- Students drive the learning experience.
- Children are infinitely curious. Their learning experience should be similarly boundless.
- The joy of learning is infectious and strengthens the power of community.
Recall that a mission is a statement of purpose. It answers the question, “What difference do we make in the lives of those we serve?” That question is compelling as your staff and customers seek to engage with purpose-driven organizations, and both expect accountability for mission impact. An organization’s values are statements of its ideals and beliefs. These are your organizational truths.
- Embed the mission and values into onboarding, hiring, and promoting.
- Ask your team for suggestions on how to bring the mission and values to life every day.
- Incorporate the mission and values statements into job descriptions, quarterly check-ins, and performance reviews.
- Add them to meeting agendas and group process guidelines.
A lot of purpose-driven leaders I talk to feel a disconnect between their mission statements and the day-to-day tasks of running an organization. The focus on changing the world gets lost in the meetings, finances, and bureaucracy. What happened to that burst of inspiration you felt while writing your mission statement?
If you feel this way, you need Strategy Studio.

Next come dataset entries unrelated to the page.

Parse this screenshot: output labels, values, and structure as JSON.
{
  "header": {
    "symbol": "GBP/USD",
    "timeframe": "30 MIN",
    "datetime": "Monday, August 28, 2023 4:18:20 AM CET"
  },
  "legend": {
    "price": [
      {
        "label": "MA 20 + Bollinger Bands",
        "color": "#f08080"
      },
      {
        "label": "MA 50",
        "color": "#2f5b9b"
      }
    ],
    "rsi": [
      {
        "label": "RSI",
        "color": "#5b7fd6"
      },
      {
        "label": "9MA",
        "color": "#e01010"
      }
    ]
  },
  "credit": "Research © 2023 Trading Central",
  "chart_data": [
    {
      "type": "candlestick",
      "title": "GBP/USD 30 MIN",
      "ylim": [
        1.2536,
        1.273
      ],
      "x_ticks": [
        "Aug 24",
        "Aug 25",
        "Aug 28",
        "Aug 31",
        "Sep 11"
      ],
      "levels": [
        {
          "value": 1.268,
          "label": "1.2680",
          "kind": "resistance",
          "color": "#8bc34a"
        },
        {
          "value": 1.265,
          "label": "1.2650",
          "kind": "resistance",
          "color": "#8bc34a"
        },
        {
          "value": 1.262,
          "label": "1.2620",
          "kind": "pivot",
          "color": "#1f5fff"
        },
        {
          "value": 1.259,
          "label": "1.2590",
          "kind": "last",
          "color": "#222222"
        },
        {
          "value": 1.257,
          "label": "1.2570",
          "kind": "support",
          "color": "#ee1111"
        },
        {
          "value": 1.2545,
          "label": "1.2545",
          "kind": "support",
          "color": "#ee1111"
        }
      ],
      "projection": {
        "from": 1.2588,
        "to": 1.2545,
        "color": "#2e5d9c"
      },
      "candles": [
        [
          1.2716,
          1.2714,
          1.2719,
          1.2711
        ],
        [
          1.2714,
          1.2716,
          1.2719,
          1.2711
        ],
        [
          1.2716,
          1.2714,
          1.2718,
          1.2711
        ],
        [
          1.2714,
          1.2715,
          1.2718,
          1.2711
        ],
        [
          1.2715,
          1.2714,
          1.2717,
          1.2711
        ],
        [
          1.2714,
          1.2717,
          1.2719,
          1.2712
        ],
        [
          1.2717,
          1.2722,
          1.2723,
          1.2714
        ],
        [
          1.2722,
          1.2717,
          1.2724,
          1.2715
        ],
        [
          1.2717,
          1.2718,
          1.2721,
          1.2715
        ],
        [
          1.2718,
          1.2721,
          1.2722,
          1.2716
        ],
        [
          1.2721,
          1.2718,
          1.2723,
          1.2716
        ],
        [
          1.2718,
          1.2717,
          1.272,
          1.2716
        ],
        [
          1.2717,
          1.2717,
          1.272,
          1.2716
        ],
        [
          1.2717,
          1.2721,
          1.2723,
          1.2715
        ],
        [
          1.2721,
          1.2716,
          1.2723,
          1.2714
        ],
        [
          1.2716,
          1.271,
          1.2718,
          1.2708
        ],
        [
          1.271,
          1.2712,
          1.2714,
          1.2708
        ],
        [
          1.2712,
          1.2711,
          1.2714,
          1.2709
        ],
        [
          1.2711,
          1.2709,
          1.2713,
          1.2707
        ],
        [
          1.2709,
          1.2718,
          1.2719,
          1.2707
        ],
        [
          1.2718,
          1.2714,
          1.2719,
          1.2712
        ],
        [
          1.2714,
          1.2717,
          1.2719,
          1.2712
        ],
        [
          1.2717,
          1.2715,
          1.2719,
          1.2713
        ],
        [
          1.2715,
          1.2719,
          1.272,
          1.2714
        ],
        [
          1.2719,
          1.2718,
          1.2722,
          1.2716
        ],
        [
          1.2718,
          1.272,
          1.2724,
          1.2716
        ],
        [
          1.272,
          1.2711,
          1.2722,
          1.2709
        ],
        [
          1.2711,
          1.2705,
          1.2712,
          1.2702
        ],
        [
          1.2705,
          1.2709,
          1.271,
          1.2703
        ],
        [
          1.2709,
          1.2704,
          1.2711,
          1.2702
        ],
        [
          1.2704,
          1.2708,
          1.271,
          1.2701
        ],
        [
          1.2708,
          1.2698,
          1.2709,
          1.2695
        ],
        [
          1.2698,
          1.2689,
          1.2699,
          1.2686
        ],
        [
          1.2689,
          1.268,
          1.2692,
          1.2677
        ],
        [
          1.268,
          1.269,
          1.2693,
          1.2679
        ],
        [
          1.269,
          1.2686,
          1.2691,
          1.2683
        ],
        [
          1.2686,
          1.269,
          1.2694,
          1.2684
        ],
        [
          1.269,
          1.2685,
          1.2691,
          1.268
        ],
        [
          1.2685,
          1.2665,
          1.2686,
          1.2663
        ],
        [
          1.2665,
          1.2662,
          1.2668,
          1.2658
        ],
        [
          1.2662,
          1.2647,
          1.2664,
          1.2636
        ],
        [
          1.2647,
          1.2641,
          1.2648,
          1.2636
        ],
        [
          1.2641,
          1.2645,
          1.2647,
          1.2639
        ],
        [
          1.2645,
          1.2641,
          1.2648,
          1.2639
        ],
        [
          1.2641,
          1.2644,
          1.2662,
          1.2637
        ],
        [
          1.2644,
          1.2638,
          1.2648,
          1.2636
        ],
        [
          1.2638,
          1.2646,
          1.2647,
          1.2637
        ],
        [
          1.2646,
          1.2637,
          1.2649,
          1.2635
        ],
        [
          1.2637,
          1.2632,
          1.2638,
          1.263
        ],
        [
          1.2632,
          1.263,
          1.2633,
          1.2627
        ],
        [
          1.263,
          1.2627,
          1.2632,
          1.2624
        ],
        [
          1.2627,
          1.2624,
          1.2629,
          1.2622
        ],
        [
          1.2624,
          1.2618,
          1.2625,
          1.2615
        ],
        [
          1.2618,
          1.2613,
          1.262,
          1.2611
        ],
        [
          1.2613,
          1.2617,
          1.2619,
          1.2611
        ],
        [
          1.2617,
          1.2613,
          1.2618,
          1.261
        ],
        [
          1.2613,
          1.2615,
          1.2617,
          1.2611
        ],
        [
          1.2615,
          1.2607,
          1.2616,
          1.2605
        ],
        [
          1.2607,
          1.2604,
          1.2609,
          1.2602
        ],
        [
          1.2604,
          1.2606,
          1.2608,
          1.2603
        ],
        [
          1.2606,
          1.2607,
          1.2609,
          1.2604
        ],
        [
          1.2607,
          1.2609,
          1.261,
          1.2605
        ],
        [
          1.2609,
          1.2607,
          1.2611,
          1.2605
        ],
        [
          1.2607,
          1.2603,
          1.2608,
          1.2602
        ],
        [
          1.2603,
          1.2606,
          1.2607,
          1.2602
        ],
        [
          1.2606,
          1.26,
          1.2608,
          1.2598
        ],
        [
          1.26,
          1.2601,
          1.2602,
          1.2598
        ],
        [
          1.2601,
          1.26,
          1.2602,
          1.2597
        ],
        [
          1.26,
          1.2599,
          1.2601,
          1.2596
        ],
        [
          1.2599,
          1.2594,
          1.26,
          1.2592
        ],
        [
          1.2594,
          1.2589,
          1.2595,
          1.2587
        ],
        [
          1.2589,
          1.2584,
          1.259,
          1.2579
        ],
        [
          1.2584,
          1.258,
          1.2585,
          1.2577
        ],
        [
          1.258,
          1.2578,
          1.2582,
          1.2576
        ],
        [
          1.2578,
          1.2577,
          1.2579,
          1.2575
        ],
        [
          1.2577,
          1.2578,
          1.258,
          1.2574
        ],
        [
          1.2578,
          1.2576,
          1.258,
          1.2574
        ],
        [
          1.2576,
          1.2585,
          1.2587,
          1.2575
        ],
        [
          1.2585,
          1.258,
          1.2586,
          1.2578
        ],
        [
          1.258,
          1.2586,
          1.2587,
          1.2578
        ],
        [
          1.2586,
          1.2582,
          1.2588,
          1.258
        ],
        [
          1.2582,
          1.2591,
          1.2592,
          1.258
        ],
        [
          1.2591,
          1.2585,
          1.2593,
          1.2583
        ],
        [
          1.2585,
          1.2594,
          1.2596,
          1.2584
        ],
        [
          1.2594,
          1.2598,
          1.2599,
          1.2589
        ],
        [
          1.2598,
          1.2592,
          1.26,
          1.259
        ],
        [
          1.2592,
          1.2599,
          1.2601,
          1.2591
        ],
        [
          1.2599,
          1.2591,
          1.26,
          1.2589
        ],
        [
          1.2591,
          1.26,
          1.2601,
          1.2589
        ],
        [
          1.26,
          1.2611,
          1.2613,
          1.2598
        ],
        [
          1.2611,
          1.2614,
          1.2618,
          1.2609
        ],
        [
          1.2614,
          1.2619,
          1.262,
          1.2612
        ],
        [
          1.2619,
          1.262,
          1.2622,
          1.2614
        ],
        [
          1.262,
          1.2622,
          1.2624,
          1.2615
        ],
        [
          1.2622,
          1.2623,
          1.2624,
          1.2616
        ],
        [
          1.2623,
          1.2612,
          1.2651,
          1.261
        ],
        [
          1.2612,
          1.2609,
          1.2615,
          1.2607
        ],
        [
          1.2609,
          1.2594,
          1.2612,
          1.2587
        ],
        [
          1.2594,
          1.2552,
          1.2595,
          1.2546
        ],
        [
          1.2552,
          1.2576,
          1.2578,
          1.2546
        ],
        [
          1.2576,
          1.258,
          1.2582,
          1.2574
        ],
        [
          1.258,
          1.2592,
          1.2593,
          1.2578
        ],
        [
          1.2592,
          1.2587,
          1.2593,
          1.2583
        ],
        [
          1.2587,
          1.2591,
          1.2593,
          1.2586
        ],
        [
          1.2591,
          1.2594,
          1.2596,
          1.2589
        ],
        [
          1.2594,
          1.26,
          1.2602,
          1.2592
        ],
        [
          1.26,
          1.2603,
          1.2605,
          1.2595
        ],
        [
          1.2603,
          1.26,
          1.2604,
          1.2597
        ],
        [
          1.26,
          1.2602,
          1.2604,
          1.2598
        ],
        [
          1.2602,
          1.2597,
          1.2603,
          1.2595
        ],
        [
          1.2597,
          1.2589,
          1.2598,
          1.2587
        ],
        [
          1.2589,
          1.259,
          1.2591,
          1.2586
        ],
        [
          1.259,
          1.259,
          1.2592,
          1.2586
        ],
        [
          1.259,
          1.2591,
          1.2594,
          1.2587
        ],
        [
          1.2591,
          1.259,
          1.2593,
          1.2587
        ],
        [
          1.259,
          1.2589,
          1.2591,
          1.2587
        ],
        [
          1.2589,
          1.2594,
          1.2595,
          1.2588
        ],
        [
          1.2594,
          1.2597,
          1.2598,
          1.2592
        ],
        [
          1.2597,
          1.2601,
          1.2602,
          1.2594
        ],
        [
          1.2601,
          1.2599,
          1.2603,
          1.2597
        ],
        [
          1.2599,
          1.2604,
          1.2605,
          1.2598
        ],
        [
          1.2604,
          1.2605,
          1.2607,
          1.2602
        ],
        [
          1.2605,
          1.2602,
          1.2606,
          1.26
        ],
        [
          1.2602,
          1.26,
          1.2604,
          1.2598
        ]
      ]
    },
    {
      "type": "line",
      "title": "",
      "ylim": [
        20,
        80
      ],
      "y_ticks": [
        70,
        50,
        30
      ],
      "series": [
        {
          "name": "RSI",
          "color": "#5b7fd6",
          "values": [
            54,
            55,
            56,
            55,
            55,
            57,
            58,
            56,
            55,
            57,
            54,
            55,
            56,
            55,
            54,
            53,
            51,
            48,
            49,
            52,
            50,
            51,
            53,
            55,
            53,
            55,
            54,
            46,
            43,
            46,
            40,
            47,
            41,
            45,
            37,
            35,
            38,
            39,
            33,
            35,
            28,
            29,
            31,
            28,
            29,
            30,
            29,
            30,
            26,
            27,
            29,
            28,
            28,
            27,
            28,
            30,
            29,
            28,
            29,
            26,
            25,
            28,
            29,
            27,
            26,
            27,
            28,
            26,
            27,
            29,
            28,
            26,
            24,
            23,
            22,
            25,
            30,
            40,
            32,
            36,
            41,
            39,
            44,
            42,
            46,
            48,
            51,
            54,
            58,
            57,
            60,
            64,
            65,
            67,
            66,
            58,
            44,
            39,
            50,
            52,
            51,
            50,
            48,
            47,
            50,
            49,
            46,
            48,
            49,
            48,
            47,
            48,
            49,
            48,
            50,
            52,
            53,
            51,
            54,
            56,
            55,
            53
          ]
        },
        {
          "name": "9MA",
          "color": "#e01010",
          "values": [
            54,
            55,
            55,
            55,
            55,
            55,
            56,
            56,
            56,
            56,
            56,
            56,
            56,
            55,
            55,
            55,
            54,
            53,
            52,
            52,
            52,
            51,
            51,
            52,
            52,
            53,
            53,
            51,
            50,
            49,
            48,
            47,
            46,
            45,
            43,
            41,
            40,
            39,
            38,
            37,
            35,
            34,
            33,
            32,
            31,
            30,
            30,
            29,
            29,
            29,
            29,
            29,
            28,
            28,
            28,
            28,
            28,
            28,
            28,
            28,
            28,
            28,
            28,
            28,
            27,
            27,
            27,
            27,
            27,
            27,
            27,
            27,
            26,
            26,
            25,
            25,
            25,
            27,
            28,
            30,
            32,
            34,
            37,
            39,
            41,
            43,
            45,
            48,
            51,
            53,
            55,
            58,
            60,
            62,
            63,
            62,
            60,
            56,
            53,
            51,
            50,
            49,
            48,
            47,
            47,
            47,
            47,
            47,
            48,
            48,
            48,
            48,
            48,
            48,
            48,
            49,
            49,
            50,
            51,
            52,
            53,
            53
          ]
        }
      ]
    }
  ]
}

A free membership will introduce you to the tools that helped The Logan School rediscover its unique passion for early education. Get started with your Explore Membership.